> **Directions for this task**
Output all of the entries below precisely as written.

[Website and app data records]

+++

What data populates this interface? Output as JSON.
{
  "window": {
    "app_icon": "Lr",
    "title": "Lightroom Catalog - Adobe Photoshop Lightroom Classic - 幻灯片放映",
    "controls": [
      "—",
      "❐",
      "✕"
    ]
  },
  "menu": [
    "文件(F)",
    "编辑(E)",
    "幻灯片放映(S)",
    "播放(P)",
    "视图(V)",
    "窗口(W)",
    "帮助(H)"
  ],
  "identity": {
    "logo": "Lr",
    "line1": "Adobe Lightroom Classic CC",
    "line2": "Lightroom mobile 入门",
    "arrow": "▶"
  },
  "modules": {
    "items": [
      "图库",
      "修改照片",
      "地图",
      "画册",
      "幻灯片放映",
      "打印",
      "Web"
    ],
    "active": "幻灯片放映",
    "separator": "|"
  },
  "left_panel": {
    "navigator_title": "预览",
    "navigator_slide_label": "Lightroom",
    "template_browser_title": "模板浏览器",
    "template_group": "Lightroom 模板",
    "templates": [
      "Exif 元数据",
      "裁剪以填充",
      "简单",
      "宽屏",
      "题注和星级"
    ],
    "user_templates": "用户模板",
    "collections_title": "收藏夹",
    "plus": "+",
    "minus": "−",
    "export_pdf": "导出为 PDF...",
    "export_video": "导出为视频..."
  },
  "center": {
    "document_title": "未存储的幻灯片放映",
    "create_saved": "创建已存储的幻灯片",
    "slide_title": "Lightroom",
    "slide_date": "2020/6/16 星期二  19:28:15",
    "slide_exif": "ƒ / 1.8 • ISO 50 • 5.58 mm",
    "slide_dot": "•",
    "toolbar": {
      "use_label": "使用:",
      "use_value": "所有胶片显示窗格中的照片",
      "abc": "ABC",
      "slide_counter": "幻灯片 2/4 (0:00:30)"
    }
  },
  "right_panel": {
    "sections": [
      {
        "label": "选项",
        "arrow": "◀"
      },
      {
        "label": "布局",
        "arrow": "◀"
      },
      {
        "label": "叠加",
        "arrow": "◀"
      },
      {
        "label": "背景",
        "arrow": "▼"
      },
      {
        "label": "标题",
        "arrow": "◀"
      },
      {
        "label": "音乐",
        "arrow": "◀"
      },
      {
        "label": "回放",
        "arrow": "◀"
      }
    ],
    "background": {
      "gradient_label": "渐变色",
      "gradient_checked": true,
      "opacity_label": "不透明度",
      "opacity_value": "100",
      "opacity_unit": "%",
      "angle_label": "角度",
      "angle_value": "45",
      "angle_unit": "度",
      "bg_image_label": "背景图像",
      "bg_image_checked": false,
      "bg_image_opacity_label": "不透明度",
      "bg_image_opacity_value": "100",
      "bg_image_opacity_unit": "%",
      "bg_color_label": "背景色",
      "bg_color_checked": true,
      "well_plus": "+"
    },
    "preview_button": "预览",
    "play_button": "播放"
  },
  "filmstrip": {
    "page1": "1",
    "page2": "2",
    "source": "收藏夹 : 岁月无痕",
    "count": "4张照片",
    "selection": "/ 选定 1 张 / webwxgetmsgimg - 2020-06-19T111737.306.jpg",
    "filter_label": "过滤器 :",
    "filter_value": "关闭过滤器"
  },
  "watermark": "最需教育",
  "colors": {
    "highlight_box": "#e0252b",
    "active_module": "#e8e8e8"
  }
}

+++

> **Output for this task**
What data populates this interface? Output as JSON.
{
  "window": {
    "app_icon": "Lr",
    "title": "Lightroom Catalog - Adobe Photoshop Lightroom Classic - 幻灯片放映",
    "controls": [
      "—",
      "❐",
      "✕"
    ]
  },
  "menu": [
    "文件(F)",
    "编辑(E)",
    "幻灯片放映(S)",
    "播放(P)",
    "视图(V)",
    "窗口(W)",
    "帮助(H)"
  ],
  "identity": {
    "logo": "Lr",
    "line1": "Adobe Lightroom Classic CC",
    "line2": "Lightroom mobile 入门",
    "arrow": "▶"
  },
  "modules": {
    "items": [
      "图库",
      "修改照片",
      "地图",
      "画册",
      "幻灯片放映",
      "打印",
      "Web"
    ],
    "active": "幻灯片放映",
    "separator": "|"
  },
  "left_panel": {
    "navigator_title": "预览",
    "navigator_slide_label": "Lightroom",
    "template_browser_title": "模板浏览器",
    "template_group": "Lightroom 模板",
    "templates": [
      "Exif 元数据",
      "裁剪以填充",
      "简单",
      "宽屏",
      "题注和星级"
    ],
    "user_templates": "用户模板",
    "collections_title": "收藏夹",
    "plus": "+",
    "minus": "−",
    "export_pdf": "导出为 PDF...",
    "export_video": "导出为视频..."
  },
  "center": {
    "document_title": "未存储的幻灯片放映",
    "create_saved": "创建已存储的幻灯片",
    "slide_title": "Lightroom",
    "slide_date": "2020/6/16 星期二  19:28:15",
    "slide_exif": "ƒ / 1.8 • ISO 50 • 5.58 mm",
    "slide_dot": "•",
    "toolbar": {
      "use_label": "使用:",
      "use_value": "所有胶片显示窗格中的照片",
      "abc": "ABC",
      "slide_counter": "幻灯片 2/4 (0:00:30)"
    }
  },
  "right_panel": {
    "sections": [
      {
        "label": "选项",
        "arrow": "◀"
      },
      {
        "label": "布局",
        "arrow": "◀"
      },
      {
        "label": "叠加",
        "arrow": "◀"
      },
      {
        "label": "背景",
        "arrow": "▼"
      },
      {
        "label": "标题",
        "arrow": "◀"
      },
      {
        "label": "音乐",
        "arrow": "◀"
      },
      {
        "label": "回放",
        "arrow": "◀"
      }
    ],
    "background": {
      "gradient_label": "渐变色",
      "gradient_checked": true,
      "opacity_label": "不透明度",
      "opacity_value": "100",
      "opacity_unit": "%",
      "angle_label": "角度",
      "angle_value": "45",
      "angle_unit": "度",
      "bg_image_label": "背景图像",
      "bg_image_checked": false,
      "bg_image_opacity_label": "不透明度",
      "bg_image_opacity_value": "100",
      "bg_image_opacity_unit": "%",
      "bg_color_label": "背景色",
      "bg_color_checked": true,
      "well_plus": "+"
    },
    "preview_button": "预览",
    "play_button": "播放"
  },
  "filmstrip": {
    "page1": "1",
    "page2": "2",
    "source": "收藏夹 : 岁月无痕",
    "count": "4张照片",
    "selection": "/ 选定 1 张 / webwxgetmsgimg - 2020-06-19T111737.306.jpg",
    "filter_label": "过滤器 :",
    "filter_value": "关闭过滤器"
  },
  "watermark": "最需教育",
  "colors": {
    "highlight_box": "#e0252b",
    "active_module": "#e8e8e8"
  }
}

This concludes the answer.